*** Input material Section Begins ***

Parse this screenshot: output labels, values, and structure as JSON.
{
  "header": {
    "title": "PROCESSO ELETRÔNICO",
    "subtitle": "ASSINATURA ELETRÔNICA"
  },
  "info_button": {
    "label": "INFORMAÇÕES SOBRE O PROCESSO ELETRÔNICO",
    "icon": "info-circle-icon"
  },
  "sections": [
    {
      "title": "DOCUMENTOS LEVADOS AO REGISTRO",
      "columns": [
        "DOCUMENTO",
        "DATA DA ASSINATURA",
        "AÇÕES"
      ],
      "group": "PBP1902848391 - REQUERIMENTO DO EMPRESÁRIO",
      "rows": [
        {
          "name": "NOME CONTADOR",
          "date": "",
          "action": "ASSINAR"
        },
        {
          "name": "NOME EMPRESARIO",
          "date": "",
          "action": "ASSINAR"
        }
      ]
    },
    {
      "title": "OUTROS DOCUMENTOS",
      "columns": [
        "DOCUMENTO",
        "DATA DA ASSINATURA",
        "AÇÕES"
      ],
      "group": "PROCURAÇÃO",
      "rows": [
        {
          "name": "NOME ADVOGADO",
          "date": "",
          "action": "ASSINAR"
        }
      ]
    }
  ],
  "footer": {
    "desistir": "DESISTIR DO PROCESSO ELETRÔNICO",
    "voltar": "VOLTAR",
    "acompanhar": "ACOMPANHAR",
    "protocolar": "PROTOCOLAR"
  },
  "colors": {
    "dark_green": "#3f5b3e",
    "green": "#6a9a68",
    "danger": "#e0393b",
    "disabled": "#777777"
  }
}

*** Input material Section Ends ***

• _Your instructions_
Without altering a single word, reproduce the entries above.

• _Problem solution_
Parse this screenshot: output labels, values, and structure as JSON.
{
  "header": {
    "title": "PROCESSO ELETRÔNICO",
    "subtitle": "ASSINATURA ELETRÔNICA"
  },
  "info_button": {
    "label": "INFORMAÇÕES SOBRE O PROCESSO ELETRÔNICO",
    "icon": "info-circle-icon"
  },
  "sections": [
    {
      "title": "DOCUMENTOS LEVADOS AO REGISTRO",
      "columns": [
        "DOCUMENTO",
        "DATA DA ASSINATURA",
        "AÇÕES"
      ],
      "group": "PBP1902848391 - REQUERIMENTO DO EMPRESÁRIO",
      "rows": [
        {
          "name": "NOME CONTADOR",
          "date": "",
          "action": "ASSINAR"
        },
        {
          "name": "NOME EMPRESARIO",
          "date": "",
          "action": "ASSINAR"
        }
      ]
    },
    {
      "title": "OUTROS DOCUMENTOS",
      "columns": [
        "DOCUMENTO",
        "DATA DA ASSINATURA",
        "AÇÕES"
      ],
      "group": "PROCURAÇÃO",
      "rows": [
        {
          "name": "NOME ADVOGADO",
          "date": "",
          "action": "ASSINAR"
        }
      ]
    }
  ],
  "footer": {
    "desistir": "DESISTIR DO PROCESSO ELETRÔNICO",
    "voltar": "VOLTAR",
    "acompanhar": "ACOMPANHAR",
    "protocolar": "PROTOCOLAR"
  },
  "colors": {
    "dark_green": "#3f5b3e",
    "green": "#6a9a68",
    "danger": "#e0393b",
    "disabled": "#777777"
  }
}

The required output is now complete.